DESCRIPTION OF THE TASK:
Find every line below where the string "page" shows up, and copy those lines.

[Extracted records]
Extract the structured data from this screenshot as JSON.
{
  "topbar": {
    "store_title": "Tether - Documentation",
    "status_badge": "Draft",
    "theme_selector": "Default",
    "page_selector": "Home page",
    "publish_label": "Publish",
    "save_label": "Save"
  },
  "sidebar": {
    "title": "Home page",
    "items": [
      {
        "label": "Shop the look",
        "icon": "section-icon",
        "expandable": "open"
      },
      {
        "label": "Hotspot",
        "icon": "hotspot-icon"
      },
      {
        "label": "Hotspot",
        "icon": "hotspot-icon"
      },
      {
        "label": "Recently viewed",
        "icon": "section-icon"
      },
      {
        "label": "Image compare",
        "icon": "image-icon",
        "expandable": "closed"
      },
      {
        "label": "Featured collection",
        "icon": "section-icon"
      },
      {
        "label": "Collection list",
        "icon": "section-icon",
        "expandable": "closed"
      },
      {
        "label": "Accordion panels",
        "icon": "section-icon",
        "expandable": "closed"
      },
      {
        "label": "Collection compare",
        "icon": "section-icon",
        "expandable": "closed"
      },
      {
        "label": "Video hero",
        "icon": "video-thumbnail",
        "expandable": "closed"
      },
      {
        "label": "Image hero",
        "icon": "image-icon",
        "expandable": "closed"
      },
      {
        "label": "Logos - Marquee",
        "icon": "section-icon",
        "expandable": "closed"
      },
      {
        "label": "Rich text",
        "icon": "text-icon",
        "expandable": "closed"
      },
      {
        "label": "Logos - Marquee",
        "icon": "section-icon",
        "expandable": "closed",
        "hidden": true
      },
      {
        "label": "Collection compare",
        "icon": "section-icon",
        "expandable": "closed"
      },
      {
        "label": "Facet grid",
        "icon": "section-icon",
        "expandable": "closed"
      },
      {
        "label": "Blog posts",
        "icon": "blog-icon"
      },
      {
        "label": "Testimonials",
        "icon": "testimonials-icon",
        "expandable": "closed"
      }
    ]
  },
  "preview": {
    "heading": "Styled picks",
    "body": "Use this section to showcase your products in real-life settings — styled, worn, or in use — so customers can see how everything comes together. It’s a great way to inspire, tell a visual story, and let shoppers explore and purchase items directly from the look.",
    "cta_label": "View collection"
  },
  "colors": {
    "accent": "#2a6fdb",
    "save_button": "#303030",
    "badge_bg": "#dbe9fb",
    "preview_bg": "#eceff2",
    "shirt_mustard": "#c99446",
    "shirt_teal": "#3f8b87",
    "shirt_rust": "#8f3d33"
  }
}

TASK RESULT:
    "page_selector": "Home page",
    "title": "Home page",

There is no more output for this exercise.